S Bengi wrote:I would say transplant your pawpaw in the fall. As long as the soil isn't frozen get them in.
Make the holes as big and deep as possible but don' amend the soil, you can top dress.
They love water, and compost, I just place a wormbin there and added compost daily.
I shaded mines, with white trash bags that I ripped.
Get the 12inch skiny pot when you buy them vs a regular (short pot).
I have another set (9plants) that I planted and they didn't get much babying.
Nice mulching, top dress with biochar, and they have natural afternoon shade.
There is another batch that is struggling/dead due to the wildlife (deer, critters)
They were not planted in the shade or in the fall either.
Pawpaw are only hardy to zone 5 so, look for a cultivar that was developed in a zone 5 area, and also provide it with some winter wind protection at least for the 1st year. It is also okay to prune them even while they are super short
Bryant RedHawk wrote:First and foremost pawpaw is an understory tree, do not try to plant one less than four years old in even almost full sun, they will get sunburned and die.
Look for: deep shade with evenly moist soil that stays that way even in draught times (not at the surface but within a foot of the surface).
This is where you want to plant either seeds or young trees, and no where else.
In Nature pawpaw trees are found along streams, not next to them but along them, usually around 20 to 50 feet from the stream bank.
There will be an over story that provided deep shade until the tree is old enough to reach some dappled sunlight, as the tree gets taller it will seek out more and more sun.
This is why most nature grown pawpaw trees are tall with only crown branches.
Miles Flansburg wrote:I got some seeds about three or four years ago for our place in Wyoming. I planted them in pots at the house in Denver. They all came up in the spring and "died" in the winter. I buried them pots and all in fall leaves. Next spring they came back up from the roots. They "died" and regrew three times! So maybe mulch the dead ones really well and see if they come back up next spring ?

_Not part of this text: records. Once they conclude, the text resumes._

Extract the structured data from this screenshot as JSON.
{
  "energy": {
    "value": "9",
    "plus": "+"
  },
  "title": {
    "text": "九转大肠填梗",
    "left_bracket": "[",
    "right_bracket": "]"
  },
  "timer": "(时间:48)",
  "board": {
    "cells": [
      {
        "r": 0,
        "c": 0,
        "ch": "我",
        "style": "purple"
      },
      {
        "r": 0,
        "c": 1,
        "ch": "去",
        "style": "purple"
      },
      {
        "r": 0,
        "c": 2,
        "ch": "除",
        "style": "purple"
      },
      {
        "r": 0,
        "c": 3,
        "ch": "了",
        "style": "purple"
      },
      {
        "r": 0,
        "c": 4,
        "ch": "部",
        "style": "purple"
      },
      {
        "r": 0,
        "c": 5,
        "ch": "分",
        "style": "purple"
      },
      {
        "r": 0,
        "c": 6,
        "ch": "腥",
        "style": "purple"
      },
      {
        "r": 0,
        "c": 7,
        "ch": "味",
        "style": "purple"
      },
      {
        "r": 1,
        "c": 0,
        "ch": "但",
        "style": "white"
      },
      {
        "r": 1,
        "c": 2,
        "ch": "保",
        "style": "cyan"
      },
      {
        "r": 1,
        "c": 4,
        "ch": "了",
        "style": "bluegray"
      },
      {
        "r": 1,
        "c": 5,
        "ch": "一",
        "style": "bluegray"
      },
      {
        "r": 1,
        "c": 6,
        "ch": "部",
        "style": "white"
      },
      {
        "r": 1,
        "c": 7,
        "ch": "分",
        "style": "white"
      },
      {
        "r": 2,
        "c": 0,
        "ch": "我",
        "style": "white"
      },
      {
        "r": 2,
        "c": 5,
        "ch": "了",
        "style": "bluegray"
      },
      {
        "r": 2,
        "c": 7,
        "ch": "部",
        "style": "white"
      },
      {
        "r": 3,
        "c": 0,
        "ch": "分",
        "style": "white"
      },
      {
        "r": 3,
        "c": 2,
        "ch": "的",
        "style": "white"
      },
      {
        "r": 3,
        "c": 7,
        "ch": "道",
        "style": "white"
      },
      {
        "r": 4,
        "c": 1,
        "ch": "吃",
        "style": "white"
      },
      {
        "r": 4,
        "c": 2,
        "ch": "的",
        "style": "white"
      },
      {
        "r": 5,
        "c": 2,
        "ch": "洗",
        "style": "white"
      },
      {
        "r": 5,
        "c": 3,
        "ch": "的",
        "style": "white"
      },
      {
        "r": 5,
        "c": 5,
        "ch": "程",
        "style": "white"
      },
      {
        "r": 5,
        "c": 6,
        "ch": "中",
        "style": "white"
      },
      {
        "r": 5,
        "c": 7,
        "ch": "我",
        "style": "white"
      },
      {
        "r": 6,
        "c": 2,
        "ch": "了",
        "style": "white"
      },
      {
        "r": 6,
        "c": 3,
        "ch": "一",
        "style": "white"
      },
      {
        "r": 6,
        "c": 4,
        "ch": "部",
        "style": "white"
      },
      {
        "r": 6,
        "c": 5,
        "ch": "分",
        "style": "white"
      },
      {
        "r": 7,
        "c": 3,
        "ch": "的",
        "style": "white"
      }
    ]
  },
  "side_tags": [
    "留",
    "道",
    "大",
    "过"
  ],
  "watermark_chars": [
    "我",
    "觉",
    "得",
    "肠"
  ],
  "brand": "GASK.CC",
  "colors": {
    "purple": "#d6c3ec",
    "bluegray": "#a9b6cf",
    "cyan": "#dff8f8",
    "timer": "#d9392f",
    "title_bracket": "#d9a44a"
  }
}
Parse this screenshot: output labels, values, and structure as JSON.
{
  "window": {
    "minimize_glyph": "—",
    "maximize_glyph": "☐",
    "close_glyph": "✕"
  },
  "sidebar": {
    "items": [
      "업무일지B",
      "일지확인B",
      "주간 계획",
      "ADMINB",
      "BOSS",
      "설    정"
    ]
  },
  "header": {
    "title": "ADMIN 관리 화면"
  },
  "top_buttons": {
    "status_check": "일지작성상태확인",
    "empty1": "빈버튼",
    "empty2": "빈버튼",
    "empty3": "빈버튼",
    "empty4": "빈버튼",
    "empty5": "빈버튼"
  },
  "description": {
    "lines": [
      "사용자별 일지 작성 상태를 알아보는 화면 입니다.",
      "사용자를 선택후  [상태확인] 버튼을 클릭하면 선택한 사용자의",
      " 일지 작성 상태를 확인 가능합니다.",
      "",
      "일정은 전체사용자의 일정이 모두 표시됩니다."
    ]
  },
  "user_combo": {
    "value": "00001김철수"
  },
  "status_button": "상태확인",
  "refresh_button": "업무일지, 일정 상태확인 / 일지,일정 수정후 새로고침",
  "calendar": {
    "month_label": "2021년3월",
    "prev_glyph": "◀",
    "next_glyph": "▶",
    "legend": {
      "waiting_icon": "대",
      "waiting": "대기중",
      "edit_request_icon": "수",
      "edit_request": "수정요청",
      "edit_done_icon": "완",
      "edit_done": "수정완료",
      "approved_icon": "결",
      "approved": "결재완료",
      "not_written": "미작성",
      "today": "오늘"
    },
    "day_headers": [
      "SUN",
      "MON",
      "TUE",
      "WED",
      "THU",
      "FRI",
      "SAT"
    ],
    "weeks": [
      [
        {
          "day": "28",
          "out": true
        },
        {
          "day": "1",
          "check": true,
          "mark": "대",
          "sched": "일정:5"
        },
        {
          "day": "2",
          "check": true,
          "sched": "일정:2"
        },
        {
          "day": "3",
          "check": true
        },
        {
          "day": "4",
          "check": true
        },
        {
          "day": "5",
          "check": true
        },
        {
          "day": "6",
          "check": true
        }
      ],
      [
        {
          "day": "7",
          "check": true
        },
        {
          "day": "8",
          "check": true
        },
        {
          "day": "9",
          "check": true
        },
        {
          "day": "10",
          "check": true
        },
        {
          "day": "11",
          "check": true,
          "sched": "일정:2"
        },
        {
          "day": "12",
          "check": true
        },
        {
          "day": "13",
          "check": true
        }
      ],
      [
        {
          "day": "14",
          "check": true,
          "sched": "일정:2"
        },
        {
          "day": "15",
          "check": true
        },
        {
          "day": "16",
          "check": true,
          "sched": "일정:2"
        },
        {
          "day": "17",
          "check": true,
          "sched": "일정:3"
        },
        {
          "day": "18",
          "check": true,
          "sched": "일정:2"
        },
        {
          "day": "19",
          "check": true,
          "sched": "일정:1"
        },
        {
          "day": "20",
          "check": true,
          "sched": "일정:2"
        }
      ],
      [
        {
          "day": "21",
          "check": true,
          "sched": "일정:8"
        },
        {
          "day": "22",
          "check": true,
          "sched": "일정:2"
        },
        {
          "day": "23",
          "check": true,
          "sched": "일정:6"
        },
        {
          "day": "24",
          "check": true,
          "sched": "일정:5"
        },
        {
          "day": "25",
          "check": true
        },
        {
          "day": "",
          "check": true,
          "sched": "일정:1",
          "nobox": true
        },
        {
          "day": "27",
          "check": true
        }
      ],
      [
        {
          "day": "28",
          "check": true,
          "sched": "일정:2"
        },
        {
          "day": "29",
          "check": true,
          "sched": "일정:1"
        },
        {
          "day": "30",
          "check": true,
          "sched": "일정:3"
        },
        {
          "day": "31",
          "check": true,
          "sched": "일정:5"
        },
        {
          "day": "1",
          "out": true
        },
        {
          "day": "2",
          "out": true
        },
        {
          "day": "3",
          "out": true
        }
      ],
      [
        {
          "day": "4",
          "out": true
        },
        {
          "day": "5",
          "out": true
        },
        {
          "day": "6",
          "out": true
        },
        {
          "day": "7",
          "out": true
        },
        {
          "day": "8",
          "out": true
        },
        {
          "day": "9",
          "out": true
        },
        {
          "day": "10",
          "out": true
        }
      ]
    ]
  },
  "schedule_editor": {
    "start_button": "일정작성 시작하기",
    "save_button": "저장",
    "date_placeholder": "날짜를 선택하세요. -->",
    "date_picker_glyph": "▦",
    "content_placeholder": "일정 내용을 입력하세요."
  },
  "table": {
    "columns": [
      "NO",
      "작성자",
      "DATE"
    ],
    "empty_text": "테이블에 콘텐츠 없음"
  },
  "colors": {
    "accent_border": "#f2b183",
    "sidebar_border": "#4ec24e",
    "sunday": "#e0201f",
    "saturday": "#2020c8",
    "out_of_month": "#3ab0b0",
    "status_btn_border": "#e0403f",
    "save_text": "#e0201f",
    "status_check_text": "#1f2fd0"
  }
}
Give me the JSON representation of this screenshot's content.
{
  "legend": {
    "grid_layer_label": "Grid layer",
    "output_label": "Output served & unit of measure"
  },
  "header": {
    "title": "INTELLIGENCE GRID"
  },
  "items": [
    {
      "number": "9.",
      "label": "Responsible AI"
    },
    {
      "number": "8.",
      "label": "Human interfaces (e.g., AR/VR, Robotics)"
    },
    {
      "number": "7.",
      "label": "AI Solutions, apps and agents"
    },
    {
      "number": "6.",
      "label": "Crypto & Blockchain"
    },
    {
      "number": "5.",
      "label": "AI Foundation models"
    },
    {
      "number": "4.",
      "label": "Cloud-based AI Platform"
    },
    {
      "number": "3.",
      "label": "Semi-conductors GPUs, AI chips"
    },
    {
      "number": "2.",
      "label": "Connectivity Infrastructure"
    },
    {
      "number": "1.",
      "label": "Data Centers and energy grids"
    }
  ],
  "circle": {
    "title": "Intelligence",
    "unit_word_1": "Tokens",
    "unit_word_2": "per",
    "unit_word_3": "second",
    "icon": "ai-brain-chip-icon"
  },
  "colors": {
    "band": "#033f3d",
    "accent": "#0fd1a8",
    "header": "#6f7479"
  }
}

I finally planted them, near a newly dug pond up at our Wyoming place , this fall, so we will see if they make it.